Happy December, everyone! Our first submission for First Impressions this month comes from Christine Danek. It’s a YA Paranormal titled DREAM THIEVES.

The eyes I sketch on my notebook send chills up my spine. Those eyes are the only thing I remember from my sleepless nights. I glance down at my mangled arm. The hideous bruise and cuts are souvenirs from last night. I rub my elbow and pain shoots up to my shoulder. Thanks to my ex-boyfriend, Graham, these nightmares have invaded my life for the past three months.  
I wince as I pull my hair up in a loose knot and crack the window. Everything is quiet except for a lone cricket and an owl. It seems a little warm for May, but it means school’s almost over. My bed creaks as I sit on the edge.
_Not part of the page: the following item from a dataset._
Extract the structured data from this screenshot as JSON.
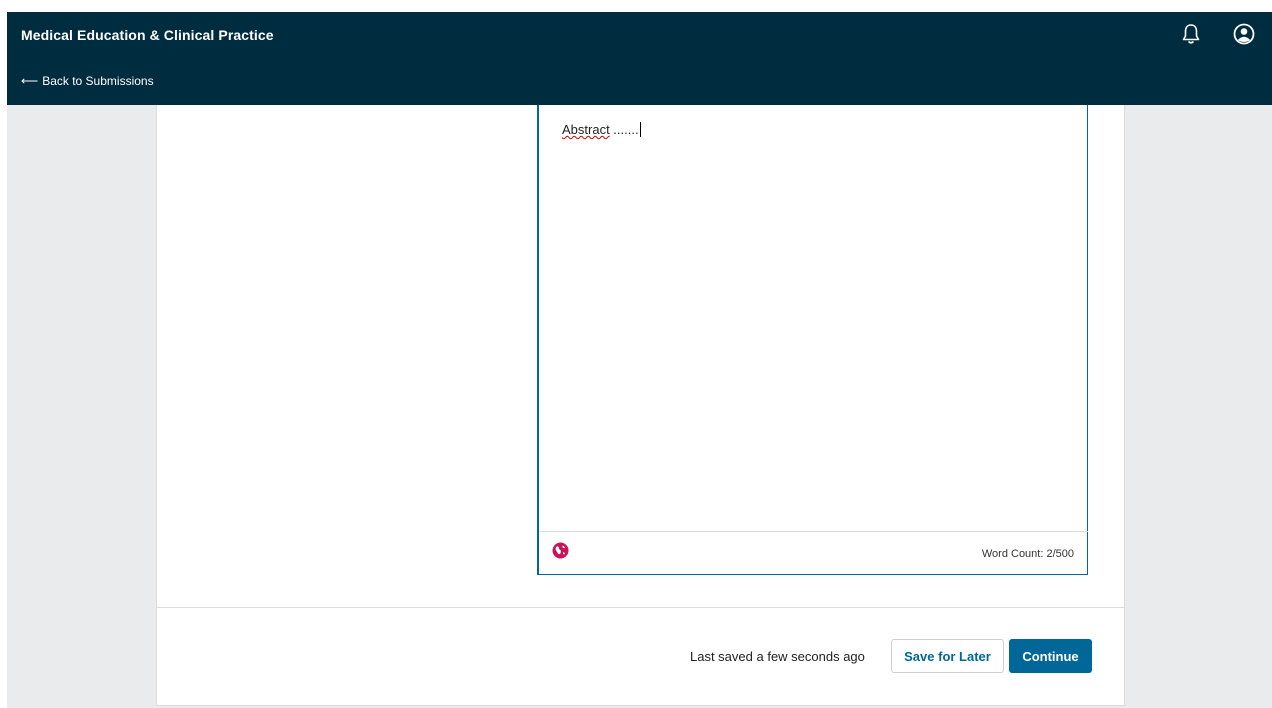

A large stack of papers topped with a yellow Post-It stare back me from my nightstand.

Sadie,
Go through these applications and think about a major. We need to visit more schools when I return. Your father and I want to see what you got on your English exam. I set up a tutoring session on Saturday at 1:00. Keep in mind, if your grades and attitude don’t improve, there’s a spot at a boarding school for you next year.
Mom

I pick up the large pile of college applications and drop them on the floor, rustling up a ton of hidden dust. The pressure to pick a major is annoying. I have no idea what I want to do. Of course, my brother knew he wanted to be a doctor, like my dad, since he was five. Of course he got into Yale for undergrad. Of course he got accepted to USC for medical school. He’s the child that paved the way and I’m the pothole growing in the middle. 
This weekend was for me to breathe. No parents to drill into my head how worthless I am. Nothing like adding more pressure--a study session with probably some nerd. Crap. And the threat of boarding school. Double crap. My relaxing weekend has turned into anxiety hell.
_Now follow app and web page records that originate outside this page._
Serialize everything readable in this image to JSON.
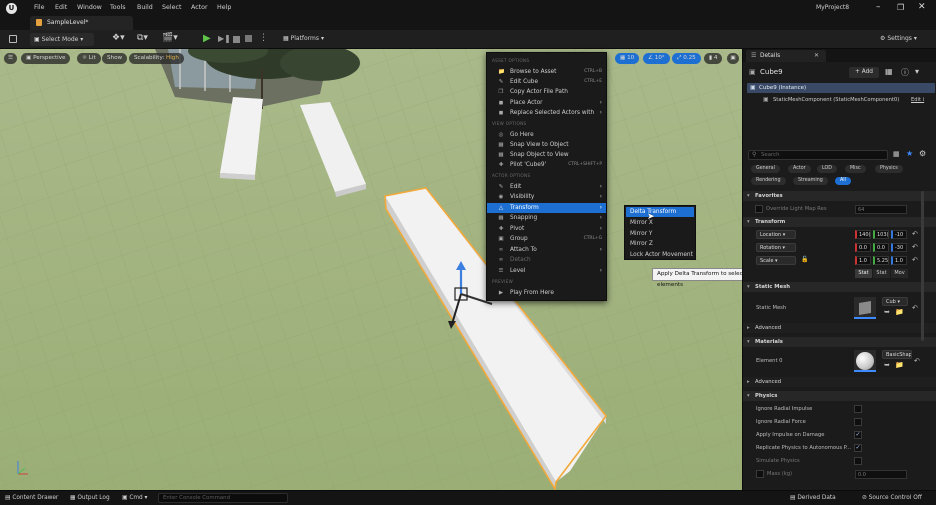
{
  "titlebar": {
    "menus": [
      "File",
      "Edit",
      "Window",
      "Tools",
      "Build",
      "Select",
      "Actor",
      "Help"
    ],
    "project": "MyProject8"
  },
  "tab": {
    "label": "SampleLevel*"
  },
  "toolbar": {
    "select_mode": "Select Mode",
    "platforms": "Platforms",
    "settings": "Settings"
  },
  "viewport": {
    "perspective": "Perspective",
    "lit": "Lit",
    "show": "Show",
    "scalability_label": "Scalability:",
    "scalability_value": "High",
    "grid_snap": "10",
    "angle_snap": "10°",
    "scale_snap": "0.25",
    "camera_speed": "4"
  },
  "context_menu": {
    "sections": {
      "asset": "ASSET OPTIONS",
      "view": "VIEW OPTIONS",
      "actor": "ACTOR OPTIONS",
      "preview": "PREVIEW"
    },
    "items": [
      {
        "label": "Browse to Asset",
        "shortcut": "CTRL+B"
      },
      {
        "label": "Edit Cube",
        "shortcut": "CTRL+E"
      },
      {
        "label": "Copy Actor File Path",
        "shortcut": ""
      },
      {
        "label": "Place Actor",
        "shortcut": ""
      },
      {
        "label": "Replace Selected Actors with",
        "shortcut": ""
      },
      {
        "label": "Go Here",
        "shortcut": ""
      },
      {
        "label": "Snap View to Object",
        "shortcut": ""
      },
      {
        "label": "Snap Object to View",
        "shortcut": ""
      },
      {
        "label": "Pilot 'Cube9'",
        "shortcut": "CTRL+SHIFT+P"
      },
      {
        "label": "Edit",
        "shortcut": ""
      },
      {
        "label": "Visibility",
        "shortcut": ""
      },
      {
        "label": "Transform",
        "shortcut": ""
      },
      {
        "label": "Snapping",
        "shortcut": ""
      },
      {
        "label": "Pivot",
        "shortcut": ""
      },
      {
        "label": "Group",
        "shortcut": "CTRL+G"
      },
      {
        "label": "Attach To",
        "shortcut": ""
      },
      {
        "label": "Detach",
        "shortcut": ""
      },
      {
        "label": "Level",
        "shortcut": ""
      },
      {
        "label": "Play From Here",
        "shortcut": ""
      }
    ]
  },
  "submenu": {
    "items": [
      "Delta Transform",
      "Mirror X",
      "Mirror Y",
      "Mirror Z",
      "Lock Actor Movement"
    ]
  },
  "tooltip": "Apply Delta Transform to selected elements",
  "details": {
    "tab": "Details",
    "actor_name": "Cube9",
    "add_button": "+ Add",
    "instance": "Cube9 (Instance)",
    "component": "StaticMeshComponent (StaticMeshComponent0)",
    "edit_link": "Edit i",
    "search_placeholder": "Search",
    "filters_row1": [
      "General",
      "Actor",
      "LOD",
      "Misc",
      "Physics"
    ],
    "filters_row2": [
      "Rendering",
      "Streaming",
      "All"
    ],
    "favorites": {
      "header": "Favorites",
      "row_label": "Override Light Map Res",
      "row_value": "64"
    },
    "transform": {
      "header": "Transform",
      "location": {
        "label": "Location",
        "x": "140(",
        "y": "103(",
        "z": "-10"
      },
      "rotation": {
        "label": "Rotation",
        "x": "0.0 °",
        "y": "0.0 °",
        "z": "-30"
      },
      "scale": {
        "label": "Scale",
        "x": "1.0",
        "y": "5.25",
        "z": "1.0"
      },
      "mobility": [
        "Stat",
        "Stat",
        "Mov"
      ]
    },
    "static_mesh": {
      "header": "Static Mesh",
      "label": "Static Mesh",
      "value": "Cub"
    },
    "advanced1": "Advanced",
    "materials": {
      "header": "Materials",
      "label": "Element 0",
      "value": "BasicShap"
    },
    "advanced2": "Advanced",
    "physics": {
      "header": "Physics",
      "rows": [
        {
          "label": "Ignore Radial Impulse",
          "checked": false
        },
        {
          "label": "Ignore Radial Force",
          "checked": false
        },
        {
          "label": "Apply Impulse on Damage",
          "checked": true
        },
        {
          "label": "Replicate Physics to Autonomous P...",
          "checked": true
        },
        {
          "label": "Simulate Physics",
          "checked": false
        }
      ],
      "mass_label": "Mass (kg)",
      "mass_value": "0.0"
    }
  },
  "statusbar": {
    "content_drawer": "Content Drawer",
    "output_log": "Output Log",
    "cmd": "Cmd",
    "console_placeholder": "Enter Console Command",
    "derived_data": "Derived Data",
    "source_control": "Source Control Off"
  },
  "colors": {
    "accent": "#1d6fd2",
    "selection": "#f2a93b",
    "grass": "#9db07a"
  }
}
For me, the narrative clicked into place with the note from Sadie’s mother and Sadie’s reflection on her “perfect child” brother.  I loved the line about him paving the way and Sadie being a pothole. (Although – I think the note is a little long to be on a post-it unless her mom has very tiny handwriting.)

The first paragraph tells me too many things at once – and too little about each thing.  Sketching eyes on her notebook. Disturbing dreams. A mangled arm. An ex-boyfriend who’s apparently responsible – although I’m not sure if he’s responsible for the dreams or for hurting her arm. 

My suggestion would be to start with Sadie discovering her mother’s instructions on how she is to spend the weekend she thought she had all to herself.  Then weave in some of those details from the first paragraph. Her arm hurts when she reaches for the stack of papers.  Underneath the stack of college applications, Sadie sees the eyes she sketched on a notebook from the last time she had a sleepless night.  Bring Graham in when you have an opening to do so, but I’m not sure you want to link him to the dreams yet. 

Readers, your thoughts? Christine, thank you for sharing your first page with us!

You can find Christine at her blog, Christine's Journey, and don’t forget to check out Marcy Hatch’s critique of this same page on Mainewords.